__Assignment__. All lines of the listing below are to be printed again exactly.
+ + +
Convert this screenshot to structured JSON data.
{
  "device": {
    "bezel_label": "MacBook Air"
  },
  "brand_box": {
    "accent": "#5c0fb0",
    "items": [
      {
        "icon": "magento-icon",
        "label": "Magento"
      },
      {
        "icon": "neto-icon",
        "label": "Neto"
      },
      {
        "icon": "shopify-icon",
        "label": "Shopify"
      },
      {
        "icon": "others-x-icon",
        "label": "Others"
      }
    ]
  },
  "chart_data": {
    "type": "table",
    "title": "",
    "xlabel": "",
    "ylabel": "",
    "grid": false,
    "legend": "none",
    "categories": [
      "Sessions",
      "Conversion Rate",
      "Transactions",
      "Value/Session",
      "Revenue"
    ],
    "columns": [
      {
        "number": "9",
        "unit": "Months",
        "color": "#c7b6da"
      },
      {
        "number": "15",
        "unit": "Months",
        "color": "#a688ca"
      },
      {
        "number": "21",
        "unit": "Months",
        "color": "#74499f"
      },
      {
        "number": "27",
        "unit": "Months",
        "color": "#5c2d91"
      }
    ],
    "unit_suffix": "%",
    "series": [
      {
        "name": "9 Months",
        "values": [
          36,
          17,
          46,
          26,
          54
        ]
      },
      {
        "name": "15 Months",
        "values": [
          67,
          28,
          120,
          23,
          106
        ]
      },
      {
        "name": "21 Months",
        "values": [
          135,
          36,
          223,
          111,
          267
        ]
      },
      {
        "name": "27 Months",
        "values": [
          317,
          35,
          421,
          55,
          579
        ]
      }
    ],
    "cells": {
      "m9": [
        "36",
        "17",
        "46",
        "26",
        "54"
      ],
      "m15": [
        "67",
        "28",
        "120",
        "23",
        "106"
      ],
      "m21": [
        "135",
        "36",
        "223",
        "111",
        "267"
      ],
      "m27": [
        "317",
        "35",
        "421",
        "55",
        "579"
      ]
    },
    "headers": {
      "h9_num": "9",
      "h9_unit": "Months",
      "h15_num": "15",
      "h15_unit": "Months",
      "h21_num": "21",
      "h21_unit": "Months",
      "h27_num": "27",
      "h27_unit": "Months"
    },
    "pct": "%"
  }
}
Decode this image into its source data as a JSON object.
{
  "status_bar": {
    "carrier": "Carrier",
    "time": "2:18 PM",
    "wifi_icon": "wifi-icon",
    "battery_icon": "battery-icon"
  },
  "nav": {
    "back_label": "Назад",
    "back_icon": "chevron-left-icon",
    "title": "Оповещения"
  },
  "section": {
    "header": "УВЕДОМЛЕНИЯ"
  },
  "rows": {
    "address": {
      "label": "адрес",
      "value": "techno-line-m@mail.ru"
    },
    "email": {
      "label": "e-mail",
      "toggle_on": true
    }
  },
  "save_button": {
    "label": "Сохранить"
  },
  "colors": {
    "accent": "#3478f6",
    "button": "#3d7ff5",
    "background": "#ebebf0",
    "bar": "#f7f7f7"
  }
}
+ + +
__Output__.
Convert this screenshot to structured JSON data.
{
  "device": {
    "bezel_label": "MacBook Air"
  },
  "brand_box": {
    "accent": "#5c0fb0",
    "items": [
      {
        "icon": "magento-icon",
        "label": "Magento"
      },
      {
        "icon": "neto-icon",
        "label": "Neto"
      },
      {
        "icon": "shopify-icon",
        "label": "Shopify"
      },
      {
        "icon": "others-x-icon",
        "label": "Others"
      }
    ]
  },
  "chart_data": {
    "type": "table",
    "title": "",
    "xlabel": "",
    "ylabel": "",
    "grid": false,
    "legend": "none",
    "categories": [
      "Sessions",
      "Conversion Rate",
      "Transactions",
      "Value/Session",
      "Revenue"
    ],
    "columns": [
      {
        "number": "9",
        "unit": "Months",
        "color": "#c7b6da"
      },
      {
        "number": "15",
        "unit": "Months",
        "color": "#a688ca"
      },
      {
        "number": "21",
        "unit": "Months",
        "color": "#74499f"
      },
      {
        "number": "27",
        "unit": "Months",
        "color": "#5c2d91"
      }
    ],
    "unit_suffix": "%",
    "series": [
      {
        "name": "9 Months",
        "values": [
          36,
          17,
          46,
          26,
          54
        ]
      },
      {
        "name": "15 Months",
        "values": [
          67,
          28,
          120,
          23,
          106
        ]
      },
      {
        "name": "21 Months",
        "values": [
          135,
          36,
          223,
          111,
          267
        ]
      },
      {
        "name": "27 Months",
        "values": [
          317,
          35,
          421,
          55,
          579
        ]
      }
    ],
    "cells": {
      "m9": [
        "36",
        "17",
        "46",
        "26",
        "54"
      ],
      "m15": [
        "67",
        "28",
        "120",
        "23",
        "106"
      ],
      "m21": [
        "135",
        "36",
        "223",
        "111",
        "267"
      ],
      "m27": [
        "317",
        "35",
        "421",
        "55",
        "579"
      ]
    },
    "headers": {
      "h9_num": "9",
      "h9_unit": "Months",
      "h15_num": "15",
      "h15_unit": "Months",
      "h21_num": "21",
      "h21_unit": "Months",
      "h27_num": "27",
      "h27_unit": "Months"
    },
    "pct": "%"
  }
}
Decode this image into its source data as a JSON object.
{
  "status_bar": {
    "carrier": "Carrier",
    "time": "2:18 PM",
    "wifi_icon": "wifi-icon",
    "battery_icon": "battery-icon"
  },
  "nav": {
    "back_label": "Назад",
    "back_icon": "chevron-left-icon",
    "title": "Оповещения"
  },
  "section": {
    "header": "УВЕДОМЛЕНИЯ"
  },
  "rows": {
    "address": {
      "label": "адрес",
      "value": "techno-line-m@mail.ru"
    },
    "email": {
      "label": "e-mail",
      "toggle_on": true
    }
  },
  "save_button": {
    "label": "Сохранить"
  },
  "colors": {
    "accent": "#3478f6",
    "button": "#3d7ff5",
    "background": "#ebebf0",
    "bar": "#f7f7f7"
  }
}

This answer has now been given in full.